- Problem details: Nothing in the data may be altered, so output all of it exactly.

- Records supplied:
····················

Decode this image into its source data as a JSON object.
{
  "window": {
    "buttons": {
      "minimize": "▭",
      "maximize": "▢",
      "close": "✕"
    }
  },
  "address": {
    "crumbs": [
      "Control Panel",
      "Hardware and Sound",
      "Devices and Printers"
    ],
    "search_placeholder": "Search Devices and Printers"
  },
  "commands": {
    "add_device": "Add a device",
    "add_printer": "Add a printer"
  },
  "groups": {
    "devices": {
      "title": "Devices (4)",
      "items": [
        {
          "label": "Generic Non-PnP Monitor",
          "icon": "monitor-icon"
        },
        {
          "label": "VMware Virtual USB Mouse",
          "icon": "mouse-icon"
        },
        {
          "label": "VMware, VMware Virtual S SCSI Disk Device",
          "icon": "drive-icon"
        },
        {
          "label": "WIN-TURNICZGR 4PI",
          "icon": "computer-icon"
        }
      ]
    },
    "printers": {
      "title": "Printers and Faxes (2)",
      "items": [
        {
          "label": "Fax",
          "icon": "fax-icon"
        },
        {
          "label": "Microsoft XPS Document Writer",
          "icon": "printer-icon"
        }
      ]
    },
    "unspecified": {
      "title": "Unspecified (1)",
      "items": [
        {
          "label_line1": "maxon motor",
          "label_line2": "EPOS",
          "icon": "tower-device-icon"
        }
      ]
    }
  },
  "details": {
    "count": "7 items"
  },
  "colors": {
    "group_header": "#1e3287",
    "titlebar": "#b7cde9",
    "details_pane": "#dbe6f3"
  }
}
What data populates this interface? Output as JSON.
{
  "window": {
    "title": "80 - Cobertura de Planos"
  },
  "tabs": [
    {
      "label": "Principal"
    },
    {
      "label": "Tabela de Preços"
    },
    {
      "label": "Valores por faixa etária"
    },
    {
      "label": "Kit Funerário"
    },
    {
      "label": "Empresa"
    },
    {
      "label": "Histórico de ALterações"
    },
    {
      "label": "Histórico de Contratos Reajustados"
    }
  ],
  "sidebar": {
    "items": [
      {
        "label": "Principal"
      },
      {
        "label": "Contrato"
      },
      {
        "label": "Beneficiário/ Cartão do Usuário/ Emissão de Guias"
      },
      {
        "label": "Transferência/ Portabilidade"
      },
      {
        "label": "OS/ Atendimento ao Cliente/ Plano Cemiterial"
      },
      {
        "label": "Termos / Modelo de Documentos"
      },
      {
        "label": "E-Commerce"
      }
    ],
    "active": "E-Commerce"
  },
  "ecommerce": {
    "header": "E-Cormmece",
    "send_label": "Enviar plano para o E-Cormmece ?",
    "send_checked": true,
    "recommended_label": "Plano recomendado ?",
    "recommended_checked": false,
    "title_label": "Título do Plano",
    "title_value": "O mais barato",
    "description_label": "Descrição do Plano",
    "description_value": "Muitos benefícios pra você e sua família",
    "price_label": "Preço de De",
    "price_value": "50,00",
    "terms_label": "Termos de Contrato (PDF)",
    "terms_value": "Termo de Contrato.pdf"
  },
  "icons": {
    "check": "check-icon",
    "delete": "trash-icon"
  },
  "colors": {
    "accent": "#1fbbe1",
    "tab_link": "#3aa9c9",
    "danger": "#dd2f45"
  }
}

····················

- Answer to this problem:
Decode this image into its source data as a JSON object.
{
  "window": {
    "buttons": {
      "minimize": "▭",
      "maximize": "▢",
      "close": "✕"
    }
  },
  "address": {
    "crumbs": [
      "Control Panel",
      "Hardware and Sound",
      "Devices and Printers"
    ],
    "search_placeholder": "Search Devices and Printers"
  },
  "commands": {
    "add_device": "Add a device",
    "add_printer": "Add a printer"
  },
  "groups": {
    "devices": {
      "title": "Devices (4)",
      "items": [
        {
          "label": "Generic Non-PnP Monitor",
          "icon": "monitor-icon"
        },
        {
          "label": "VMware Virtual USB Mouse",
          "icon": "mouse-icon"
        },
        {
          "label": "VMware, VMware Virtual S SCSI Disk Device",
          "icon": "drive-icon"
        },
        {
          "label": "WIN-TURNICZGR 4PI",
          "icon": "computer-icon"
        }
      ]
    },
    "printers": {
      "title": "Printers and Faxes (2)",
      "items": [
        {
          "label": "Fax",
          "icon": "fax-icon"
        },
        {
          "label": "Microsoft XPS Document Writer",
          "icon": "printer-icon"
        }
      ]
    },
    "unspecified": {
      "title": "Unspecified (1)",
      "items": [
        {
          "label_line1": "maxon motor",
          "label_line2": "EPOS",
          "icon": "tower-device-icon"
        }
      ]
    }
  },
  "details": {
    "count": "7 items"
  },
  "colors": {
    "group_header": "#1e3287",
    "titlebar": "#b7cde9",
    "details_pane": "#dbe6f3"
  }
}
What data populates this interface? Output as JSON.
{
  "window": {
    "title": "80 - Cobertura de Planos"
  },
  "tabs": [
    {
      "label": "Principal"
    },
    {
      "label": "Tabela de Preços"
    },
    {
      "label": "Valores por faixa etária"
    },
    {
      "label": "Kit Funerário"
    },
    {
      "label": "Empresa"
    },
    {
      "label": "Histórico de ALterações"
    },
    {
      "label": "Histórico de Contratos Reajustados"
    }
  ],
  "sidebar": {
    "items": [
      {
        "label": "Principal"
      },
      {
        "label": "Contrato"
      },
      {
        "label": "Beneficiário/ Cartão do Usuário/ Emissão de Guias"
      },
      {
        "label": "Transferência/ Portabilidade"
      },
      {
        "label": "OS/ Atendimento ao Cliente/ Plano Cemiterial"
      },
      {
        "label": "Termos / Modelo de Documentos"
      },
      {
        "label": "E-Commerce"
      }
    ],
    "active": "E-Commerce"
  },
  "ecommerce": {
    "header": "E-Cormmece",
    "send_label": "Enviar plano para o E-Cormmece ?",
    "send_checked": true,
    "recommended_label": "Plano recomendado ?",
    "recommended_checked": false,
    "title_label": "Título do Plano",
    "title_value": "O mais barato",
    "description_label": "Descrição do Plano",
    "description_value": "Muitos benefícios pra você e sua família",
    "price_label": "Preço de De",
    "price_value": "50,00",
    "terms_label": "Termos de Contrato (PDF)",
    "terms_value": "Termo de Contrato.pdf"
  },
  "icons": {
    "check": "check-icon",
    "delete": "trash-icon"
  },
  "colors": {
    "accent": "#1fbbe1",
    "tab_link": "#3aa9c9",
    "danger": "#dd2f45"
  }
}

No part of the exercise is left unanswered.